Science and religion have always seemed like two polar ends of the knowledge spectrum. Religion is borne from spirituality, in which man tries to find truth within oneself and within a higher power. Science, on the other hand, focuses completely on empirical data; through science, man tries to find truth through observation of the world we live in. If truth were a castle, science builds the castle piece by piece from the foundation, whereas religion “puts castles in the air”, giving each person the opportunity to “build the foundations under them (Thoreau)”. People tend to see science and religion as mutually exclusive; science represents the new world philosophy, whereas religion is seen as antediluvian and backward. As I stumbled across a meeting between the Dalai Lama and renowned quantum physicists, I realized that religion (especially Buddhism) has intimate connections with contemporary physics. It was extremely fascinating to me how two seemingly opposite disciplines can converge. My research focused on 3 areas of Buddhism and their links with modern theories in quantum mechanics. The three areas I chose were emptiness (sunyata), interconnectedness (through pratityasamutpada), and idealism (yogacara). The notion of emptiness is one of the hardest doctrines to understand in Buddhism. Emptiness, also known as sunyata, can be understood as a field of potential in which form emerges. Buddhists see everything as empty of inherent existence. Unlike nihilism, sunyata does not reject the existence of everything and does not argue that nothing can be understood. Instead, sunyata can best be understood as the opposite of Plato’s ‘world of ideas’ philosophy. To best understand this notion of empitness, it is best we use an example. A cup is devoid of inherent existence. The cup exists physically, but its existence is dependent on everything else in this world. The properties such as being hollow, made of class, cylindrical, etc, are not intrinsic to cups. What is a cup? The material isn’t a cup; the function isn’t a cup; the shape is not a cup. A cup is made of the convergence of all these aspects. Thus, only when all these conditions exist does the mind evaluate a “cup” as we know it. If some qualities of this cup are removed, through breakage, the cup ceases to be a cup. Thus, the physical essence of the cup remains elusive and ephemeral. The cup is empty.

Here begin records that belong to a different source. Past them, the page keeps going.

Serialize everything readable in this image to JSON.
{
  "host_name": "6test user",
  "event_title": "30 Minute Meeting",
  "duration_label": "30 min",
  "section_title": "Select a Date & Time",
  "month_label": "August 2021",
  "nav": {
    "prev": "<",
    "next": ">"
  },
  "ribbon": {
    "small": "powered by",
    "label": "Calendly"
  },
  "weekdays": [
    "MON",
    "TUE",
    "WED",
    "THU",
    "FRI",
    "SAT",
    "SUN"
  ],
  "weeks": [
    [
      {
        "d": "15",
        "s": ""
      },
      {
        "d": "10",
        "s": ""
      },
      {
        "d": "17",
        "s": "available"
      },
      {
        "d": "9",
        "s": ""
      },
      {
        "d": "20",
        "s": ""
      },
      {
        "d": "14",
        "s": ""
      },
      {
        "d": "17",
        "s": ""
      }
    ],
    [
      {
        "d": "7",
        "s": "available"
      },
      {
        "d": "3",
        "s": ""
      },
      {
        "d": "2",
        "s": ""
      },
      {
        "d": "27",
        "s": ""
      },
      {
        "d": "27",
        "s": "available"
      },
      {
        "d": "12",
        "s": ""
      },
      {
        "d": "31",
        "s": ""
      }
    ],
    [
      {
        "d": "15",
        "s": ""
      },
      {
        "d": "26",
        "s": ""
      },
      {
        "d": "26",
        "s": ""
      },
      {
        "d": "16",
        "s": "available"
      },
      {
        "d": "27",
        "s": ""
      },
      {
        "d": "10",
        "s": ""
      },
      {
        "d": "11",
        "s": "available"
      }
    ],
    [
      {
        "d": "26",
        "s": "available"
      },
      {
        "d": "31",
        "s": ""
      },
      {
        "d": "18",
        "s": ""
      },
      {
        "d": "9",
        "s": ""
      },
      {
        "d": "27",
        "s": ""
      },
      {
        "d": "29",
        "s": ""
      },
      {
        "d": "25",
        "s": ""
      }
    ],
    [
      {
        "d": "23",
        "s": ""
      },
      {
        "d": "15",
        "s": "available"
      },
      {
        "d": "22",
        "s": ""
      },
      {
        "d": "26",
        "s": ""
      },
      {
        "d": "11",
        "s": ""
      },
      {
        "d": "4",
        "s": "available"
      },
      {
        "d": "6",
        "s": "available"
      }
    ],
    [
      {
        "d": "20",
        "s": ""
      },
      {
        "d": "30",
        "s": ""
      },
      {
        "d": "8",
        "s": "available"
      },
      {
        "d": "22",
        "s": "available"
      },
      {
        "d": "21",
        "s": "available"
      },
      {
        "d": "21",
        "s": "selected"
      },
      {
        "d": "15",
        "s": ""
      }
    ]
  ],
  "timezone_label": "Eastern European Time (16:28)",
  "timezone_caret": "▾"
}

The existence of these physical essences gives way for infinite potential. If a spout were added to the cup, it would become a pitcher; if a handle were added, it would become a mug.
Although the definitions do not perfectly match up, I first linked sunyata to the emptiness of atoms. Atoms are 99.99… (12’9s) empty space. The feeling of solidity is in fact only an illusion. We never actually touch anything, but rather experience the repulsion of electrons. The inherent existence (true matter) of everything we see around us is overwhelmed by sheer empty space. The way we experience the world is through the amalgamation of properties that give the illusion of a world filled with true matter. Sunyata can also be linked with the Quantum Field Theory, which describes a network of electromagnetic waves in which reality emerges. If the ocean were to represent the quantum field, the crest of each wave would materialize into the perceptible reality. Most of the quantum field is the deep sea below, representing infinite potential. This seems to perfectly mirror the Buddhist notion of emptiness.
The second notion of Buddhist I explored was the idea of interconnectedness. As highlighted in sunyata, everything is connected via an infinite web of cause and effect. Since Buddhism does not feature a God, nothing can exist independently. The origination of everything, from sentient beings to material objects, arises from a network of causation. This network is called patityasamutpada in Buddhism. In terms of the individual, we tend to